Kenya: patents in Africa – your questions answered
As Africa’s economic significance grows, so does the need for patent protection in the continent. Africa is sometimes seen as being challenging, partly because of the co-existence of national and regional registration systems. We will therefore be producing a series of country or region-specific patent law updates. This is the second in that series, and it deals with Kenya.
Kenya has a population of 48 million, a GDP of US$70 billion, and an economy that is the 72nd largest in the world. The country’s economy is diverse, encompassing, inter alia, agriculture, mining, tourism and financial services.Kenya is generally regarded as the East African hub for financial, communications and transport services.
The legislation dealing with patents is the Industrial Property Act, 2001, the Industrial Property Regulations, 2002 and the Industrial Property Tribunal Rules, 2002 . The country is a member of the Paris Convention, the World Intellectual Property Organisation (WIPO), the African Regional Intellectual Property Organisation (ARIPO), and the Patent Convention Treaty (PCT).
Inventors, joint inventors and successors-in-title can file patent applications, and Kenya has a first-to-file system. Inventions made by employees in the course of their employment belong to the employer, although the employee may be entitled to equitable remuneration in cases of inventions of exceptional importance. There are restrictions on applications filed abroad by Kenya residents in that written authority must be obtained before a person resident in Kenya may file an application for a patent outside Kenya.
Patents of invention are available, as are national phase PCT applications, ARIPO applications and ARIPO regional phase PCT applications. To be patentable an invention must be new, involve an inventive step, and be industrially applicable or a new use. An invention will involve an inventive step if, having regard to the prior art, it would not have been obvious to a person skilled in the art. The usual exclusions apply, including diagnostic, therapeutic and surgical methods for the treatment of humans and animals (although not products for use in such methods).
Absolute (worldwide) novelty is required.
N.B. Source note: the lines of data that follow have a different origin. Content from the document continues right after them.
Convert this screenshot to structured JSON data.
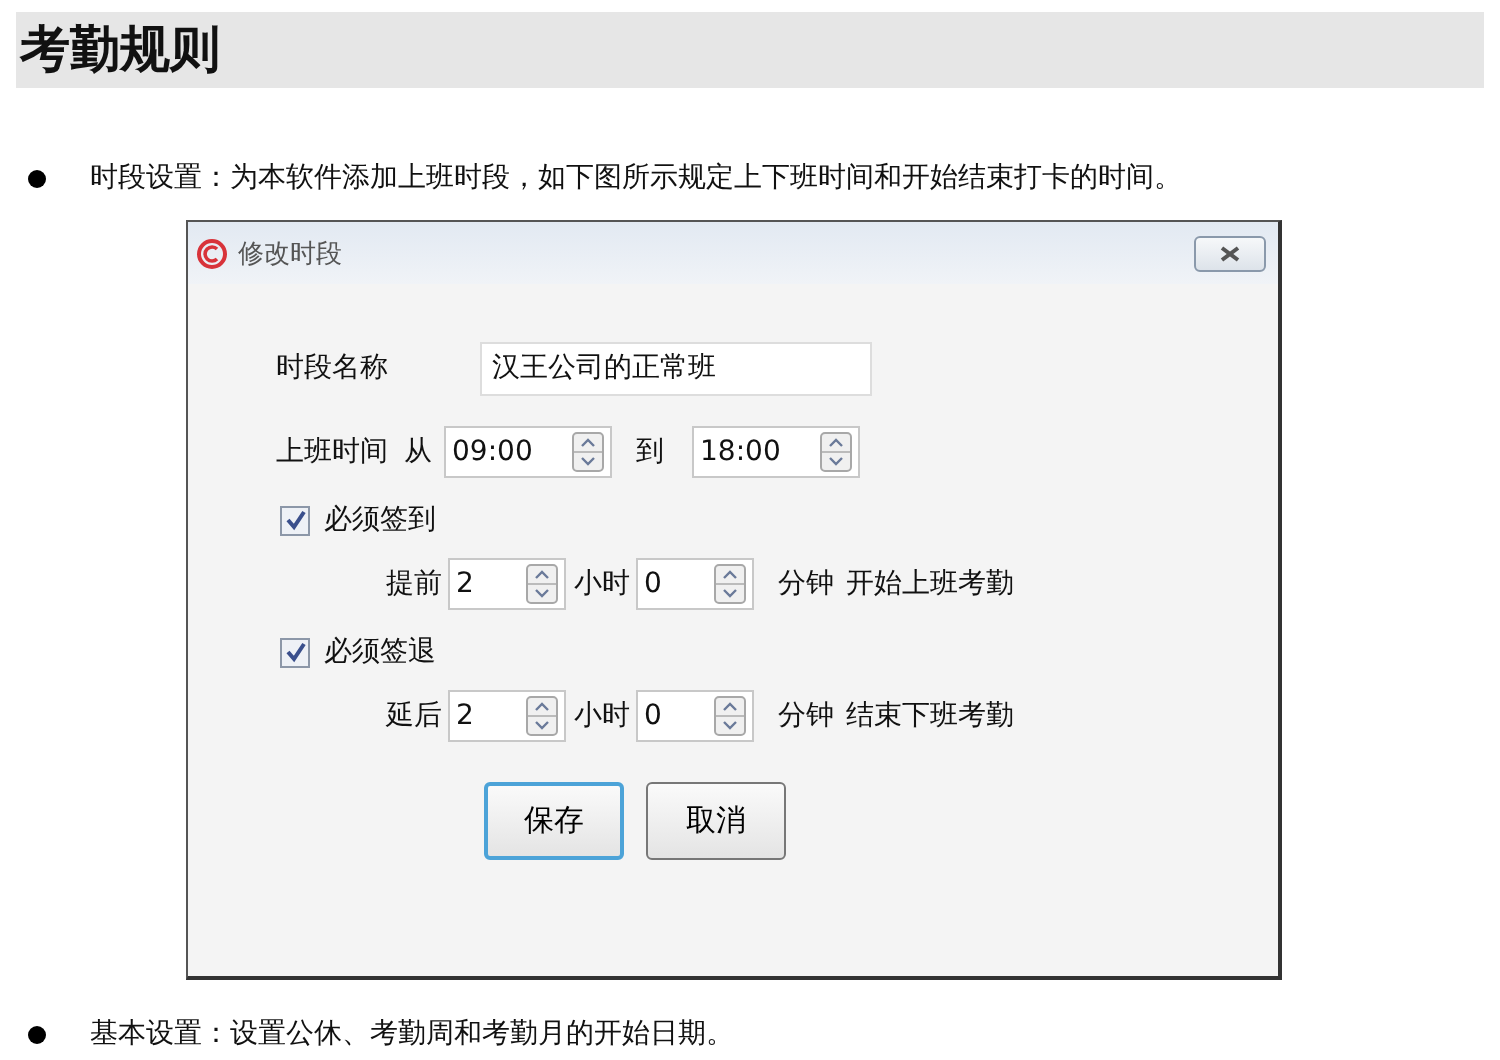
{
  "heading": "考勤规则",
  "bullets": [
    {
      "text": "时段设置：为本软件添加上班时段，如下图所示规定上下班时间和开始结束打卡的时间。"
    }
  ],
  "dialog": {
    "title": "修改时段",
    "name_label": "时段名称",
    "name_value": "汉王公司的正常班",
    "work_time": {
      "label": "上班时间",
      "from": "从",
      "start": "09:00",
      "to": "到",
      "end": "18:00"
    },
    "rules": [
      {
        "label": "必须签到",
        "checked": true,
        "prefix": "提前",
        "hours": "2",
        "hours_unit": "小时",
        "minutes": "0",
        "minutes_unit": "分钟",
        "suffix": "开始上班考勤"
      },
      {
        "label": "必须签退",
        "checked": true,
        "prefix": "延后",
        "hours": "2",
        "hours_unit": "小时",
        "minutes": "0",
        "minutes_unit": "分钟",
        "suffix": "结束下班考勤"
      }
    ],
    "buttons": [
      {
        "label": "保存",
        "default": true
      },
      {
        "label": "取消",
        "default": false
      }
    ]
  },
  "footer_bullets": [
    {
      "text": "基本设置：设置公休、考勤周和考勤月的开始日期。"
    }
  ]
}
Novelty is not destroyed if the disclosure occurred within 12 months of the filing of the application or the priority date, and if it resulted from an act committed by the owner or a predecessor in title, or an abuse committed by a third party with regard to the applicant or a predecessor.
The patentee has the right to stop others from doing the following: making, importing, offering for sale, selling or using the patented product; stocking the product for the purpose of sale; and using the patented process. Acts done for scientific research rather than for industrial or commercial purposes are excluded from the owner’s exclusive rights, and there is provision for prior user rights. In legal proceedings the patentee can be granted an injunction, damages, or any other appropriate remedy. An exclusive licensee who has requested the patentee to sue for infringement can sue in its own name if the patentee fails to do so within a period of three months.
There are specific procedural requirements for non-PCT patents of invention and national phase PCT applications. When it comes to ARIPO and ARIPO regional phase PCT applications, the ARIPO procedures must be followed.
There is formal examination. International-type searches may be submitted, following which the Registry can request copies of documents reflected. The Kenyan Patent Office conducts substantive examination of all patent applications. There is no procedure for opposition, but there is provision for cancellation (revocation).
A patent lasts for 20 years from the filing date and renewal fees are due annually from the first anniversary of the filing date. Compulsory licensing can be granted by a court after the expiry of four years from the filing date or three years from grant (whichever is the later) on the basis that the patented invention is not being supplied on reasonable terms in Kenya.
In Kenya there is protection for utility models and technovations.